newtype keyword allows us to define a new type that has the same runtime representation as another type.
Consider this in contrast with a type alias, which merely creates a new name to refer to the same type. This doesn’t provide any additional type safety, as illustrated by the mistake in the following example:
A newtype definition actually creates a different type, so when we make the same mistake again in the follow example, the typechecker refuses to allow the erroneous code to compile:
λ> Person gray myName error: • Couldn't match expected type ‘Name’ with actual type ‘Color’ • In the first argument of ‘Person’, namely ‘gray’ In the expression: Person gray myName In an equation for ‘it’: it = Person gray myName error: • Couldn't match expected type ‘Color’ with actual type ‘Name’ • In the second argument of ‘Person’, namely ‘myName’ In the expression: Person gray myName In an equation for ‘it’: it = Person gray myName
This is good – The compiler caught our mistake. But there is a downside! Sometimes we may want to be able to treat
Strings and vice versa. In the type alias version, we could write this:
But in the newtyped version,
abbreviateName won’t typecheck, because
String are not the same type.
error: • Couldn't match expected type ‘Name’ with actual type ‘[Char]’ • In the expression: take 3 x ++ "." In an equation for ‘abbreviateName’: abbreviateName x = take 3 x ++ "." error: • Couldn't match expected type ‘[Char]’ with actual type ‘Name’ • In the second argument of ‘take’, namely ‘x’ In the first argument of ‘(++)’, namely ‘take 3 x’ In the expression: take 3 x ++ "."
To make the
abbreviateName code above compile, we have to introduce coercions in two places:
- Use the
Nameconstructor as a pattern in the function’s argument to coerce the argument from
- Use the
Nameconstructor as an expression in the function body to coerce the abbreviated
This can become more cumbersome as the code grows more complicated or as we add more layers of newtypes. Fortunately, GHC gives us some tools that help us express these trivial type conversions more easily.
GHC provides a function called
coerce that helps us perform these trivial conversions between types. It can convert between two types
B as long as the constraint
Coercible A B is satisfied.
Data.Coerce in the
base package is a magic feature of GHC, you can safely understand it as a typeclass defined as follows: You do not need to enable any language extensions to use the
coerce function or to use the
Coercible class in constraints.
Coercible is a multi-parameter typeclass (it has two type parameters), but the
MultiParamTypeClasses extension is only required to define multi-parameter typeclasses, not to use them.
You cannot define your own instances of

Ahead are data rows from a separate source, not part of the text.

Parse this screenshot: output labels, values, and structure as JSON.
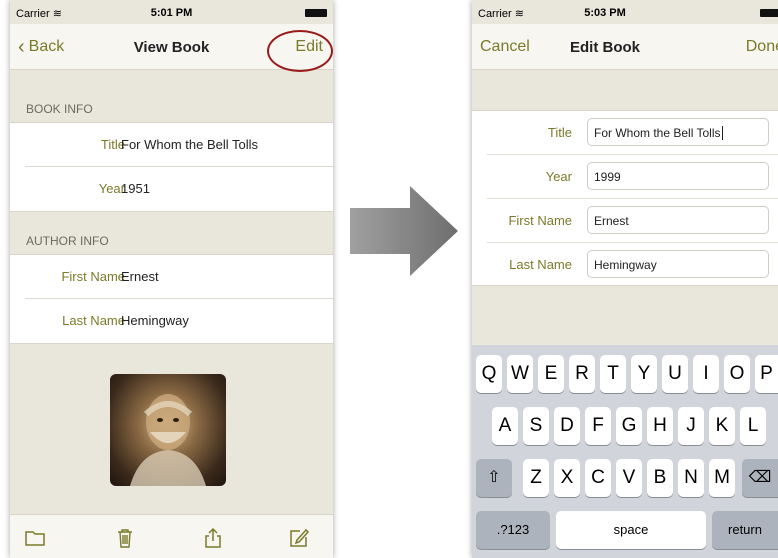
{
  "left_screen": {
    "status": {
      "carrier": "Carrier",
      "time": "5:01 PM"
    },
    "nav": {
      "back": "Back",
      "title": "View Book",
      "edit": "Edit"
    },
    "sections": [
      {
        "header": "BOOK INFO",
        "rows": [
          {
            "label": "Title",
            "value": "For Whom the Bell Tolls"
          },
          {
            "label": "Year",
            "value": "1951"
          }
        ]
      },
      {
        "header": "AUTHOR INFO",
        "rows": [
          {
            "label": "First Name",
            "value": "Ernest"
          },
          {
            "label": "Last Name",
            "value": "Hemingway"
          }
        ]
      }
    ],
    "toolbar_icons": [
      "folder-icon",
      "trash-icon",
      "share-icon",
      "compose-icon"
    ]
  },
  "right_screen": {
    "status": {
      "carrier": "Carrier",
      "time": "5:03 PM"
    },
    "nav": {
      "cancel": "Cancel",
      "title": "Edit Book",
      "done": "Done"
    },
    "fields": [
      {
        "label": "Title",
        "value": "For Whom the Bell Tolls"
      },
      {
        "label": "Year",
        "value": "1999"
      },
      {
        "label": "First Name",
        "value": "Ernest"
      },
      {
        "label": "Last Name",
        "value": "Hemingway"
      }
    ],
    "keyboard": {
      "row1": [
        "Q",
        "W",
        "E",
        "R",
        "T",
        "Y",
        "U",
        "I",
        "O",
        "P"
      ],
      "row2": [
        "A",
        "S",
        "D",
        "F",
        "G",
        "H",
        "J",
        "K",
        "L"
      ],
      "row3": [
        "Z",
        "X",
        "C",
        "V",
        "B",
        "N",
        "M"
      ],
      "shift": "⇧",
      "delete": "⌫",
      "numbers": ".?123",
      "space": "space",
      "return": "return"
    }
  },
  "colors": {
    "accent": "#7c7a2a",
    "highlight_circle": "#9a1a1a",
    "background": "#e9e6dc"
  }
}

Coercible, but you get a lot of instances for free.
The most basic circumstance in which
Coercible instances arise is whenever a
newtype is defined.
If we have a definition that looks like this:
Then we automatically receive the following two